PA-CAT: The First Step to a Career as a Physician Assistant
Over the past five years, there has been a significant increase in the total number of applicants to PA schools. While this is partly a result of the tremendous increase in the number of accredited PA programs in the U.S., it means that a typical PA program must manage hundreds of applications. Many applicants are highly qualified, making the choice of filling the small incoming class for a typical PA program very difficult. Acceptance rates at PA programs hover around 33%, even lower for the most competitive programs.
Undergraduate GPA, undergraduate science GPA, prerequisite coursework, and prior work history are among the criteria that PA programs use to make their admissions decisions. Since there has never been an admissions assessment specifically designed for the PA curriculum, many PA educators have had to also rely on the GRE to help with admissions decisions. With difficulty in comparing GPAs from different undergraduate schools, variability in grading practices (e.g. grade inflation), and with a standardized exam that does not focus on the science subjects needed for success in PA school, PA educators have struggled to make the best admissions decisions from a large group of highly qualified applicants.
After conducting extensive research, including conversations with dozens of PA educators, it became clear to us at Exam Master that an admissions exam truly targeted to the PA profession was needed and wanted. Given the demands of the PA curriculum, PA educators felt it was paramount that applicants be assessed on their academic preparedness to ensure they could handle the rigor that awaited them —applicant familiarity with prerequisite science subjects upon admission would be fundamental to their success during the critical didactic year.
Led by Johnna Yealy, PhD, PA-C and Scott Massey, PhD, PA-C, the research and development phase of the PA-CAT featured field testing with over 35 participating PA programs, involving over 1600 students and interview candidates. The 180-item PA-CAT research exam was developed to assess student comprehension of common basic science subjects required as prerequisites by most PA programs. Results from initial testing were tracked and correlated with subsequent student performance.
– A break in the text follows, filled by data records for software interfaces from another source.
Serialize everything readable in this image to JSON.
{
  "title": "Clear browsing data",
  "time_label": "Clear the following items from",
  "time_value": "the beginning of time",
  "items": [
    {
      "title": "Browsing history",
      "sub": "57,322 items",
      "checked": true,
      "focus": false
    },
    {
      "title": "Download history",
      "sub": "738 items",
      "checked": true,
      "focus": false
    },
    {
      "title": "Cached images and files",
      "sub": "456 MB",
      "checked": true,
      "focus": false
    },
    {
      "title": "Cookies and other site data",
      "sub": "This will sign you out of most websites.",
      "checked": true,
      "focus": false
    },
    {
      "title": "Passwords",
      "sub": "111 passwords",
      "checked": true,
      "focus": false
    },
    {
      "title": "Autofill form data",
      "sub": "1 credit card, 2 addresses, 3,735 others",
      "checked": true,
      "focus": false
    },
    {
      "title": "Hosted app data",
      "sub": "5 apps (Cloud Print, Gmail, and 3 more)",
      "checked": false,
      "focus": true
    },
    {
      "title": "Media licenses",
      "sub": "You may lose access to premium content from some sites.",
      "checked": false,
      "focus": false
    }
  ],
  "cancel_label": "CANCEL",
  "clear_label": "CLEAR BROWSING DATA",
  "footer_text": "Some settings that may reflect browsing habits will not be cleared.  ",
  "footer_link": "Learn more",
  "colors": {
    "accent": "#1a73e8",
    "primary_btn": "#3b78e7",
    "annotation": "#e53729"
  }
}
PA-CAT field testing benefitted from significant community involvement and feedback. The exam was challenging, but anecdotal feedback from students suggested that the material covered was relevant to what they learned in college. PA educator Sandra Keavey, PA-C reported a “strong correlation between scores on the PA-CAT and academic performance.” The strongest students in her program’s current cohort performed well on the PA-CAT. Keavey sees this PA-CAT as a tool helpful for screening potential applicants and identifying incoming students who may be at risk for falling behind during their didactic training.
The commercial version of the PA-CAT is available for registration in January 2020, with the exam window opening in May of 2020. This exam features 240 items and covers the following subjects:
- General Biology
- General and Organic Chemistry
- Behavioral Sciences
Used as part of a holistic admissions process, the PA-CAT has been developed to help PA programs better predict which applicants are more likely to be successful in their demanding programs. There will be rich opportunities over the coming years to refine the exam, perfect it, and ensure that it meets the needs of the PA community and all of its stakeholders.